--- PROBLEM TO SOLVE ---
What is needed is an exact copy of every entry.

--- INFORMATION SHOWN ---
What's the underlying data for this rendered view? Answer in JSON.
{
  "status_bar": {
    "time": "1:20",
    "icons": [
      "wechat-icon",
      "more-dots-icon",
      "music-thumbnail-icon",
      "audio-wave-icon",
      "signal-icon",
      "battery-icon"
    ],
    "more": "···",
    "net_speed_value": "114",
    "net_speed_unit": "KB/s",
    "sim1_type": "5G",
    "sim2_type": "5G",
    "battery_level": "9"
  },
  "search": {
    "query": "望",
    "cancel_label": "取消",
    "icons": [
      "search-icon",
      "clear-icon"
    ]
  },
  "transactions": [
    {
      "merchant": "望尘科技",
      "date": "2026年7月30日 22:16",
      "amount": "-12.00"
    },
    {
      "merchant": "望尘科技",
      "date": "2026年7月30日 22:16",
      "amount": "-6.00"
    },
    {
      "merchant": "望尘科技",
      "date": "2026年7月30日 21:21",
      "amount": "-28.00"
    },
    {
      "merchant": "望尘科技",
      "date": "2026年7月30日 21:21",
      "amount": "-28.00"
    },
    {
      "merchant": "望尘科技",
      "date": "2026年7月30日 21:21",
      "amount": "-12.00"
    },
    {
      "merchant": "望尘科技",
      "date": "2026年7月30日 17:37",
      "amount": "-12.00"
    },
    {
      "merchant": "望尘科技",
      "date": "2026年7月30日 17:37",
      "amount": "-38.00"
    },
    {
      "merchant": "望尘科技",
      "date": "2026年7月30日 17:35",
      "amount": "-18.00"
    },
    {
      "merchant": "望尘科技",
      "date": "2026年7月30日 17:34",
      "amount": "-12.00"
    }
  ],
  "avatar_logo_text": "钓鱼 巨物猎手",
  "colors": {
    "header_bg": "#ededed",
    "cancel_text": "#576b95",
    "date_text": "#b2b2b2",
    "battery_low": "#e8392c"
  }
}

--- REPLY TO THE EXERCISE ---
What's the underlying data for this rendered view? Answer in JSON.
{
  "status_bar": {
    "time": "1:20",
    "icons": [
      "wechat-icon",
      "more-dots-icon",
      "music-thumbnail-icon",
      "audio-wave-icon",
      "signal-icon",
      "battery-icon"
    ],
    "more": "···",
    "net_speed_value": "114",
    "net_speed_unit": "KB/s",
    "sim1_type": "5G",
    "sim2_type": "5G",
    "battery_level": "9"
  },
  "search": {
    "query": "望",
    "cancel_label": "取消",
    "icons": [
      "search-icon",
      "clear-icon"
    ]
  },
  "transactions": [
    {
      "merchant": "望尘科技",
      "date": "2026年7月30日 22:16",
      "amount": "-12.00"
    },
    {
      "merchant": "望尘科技",
      "date": "2026年7月30日 22:16",
      "amount": "-6.00"
    },
    {
      "merchant": "望尘科技",
      "date": "2026年7月30日 21:21",
      "amount": "-28.00"
    },
    {
      "merchant": "望尘科技",
      "date": "2026年7月30日 21:21",
      "amount": "-28.00"
    },
    {
      "merchant": "望尘科技",
      "date": "2026年7月30日 21:21",
      "amount": "-12.00"
    },
    {
      "merchant": "望尘科技",
      "date": "2026年7月30日 17:37",
      "amount": "-12.00"
    },
    {
      "merchant": "望尘科技",
      "date": "2026年7月30日 17:37",
      "amount": "-38.00"
    },
    {
      "merchant": "望尘科技",
      "date": "2026年7月30日 17:35",
      "amount": "-18.00"
    },
    {
      "merchant": "望尘科技",
      "date": "2026年7月30日 17:34",
      "amount": "-12.00"
    }
  ],
  "avatar_logo_text": "钓鱼 巨物猎手",
  "colors": {
    "header_bg": "#ededed",
    "cancel_text": "#576b95",
    "date_text": "#b2b2b2",
    "battery_low": "#e8392c"
  }
}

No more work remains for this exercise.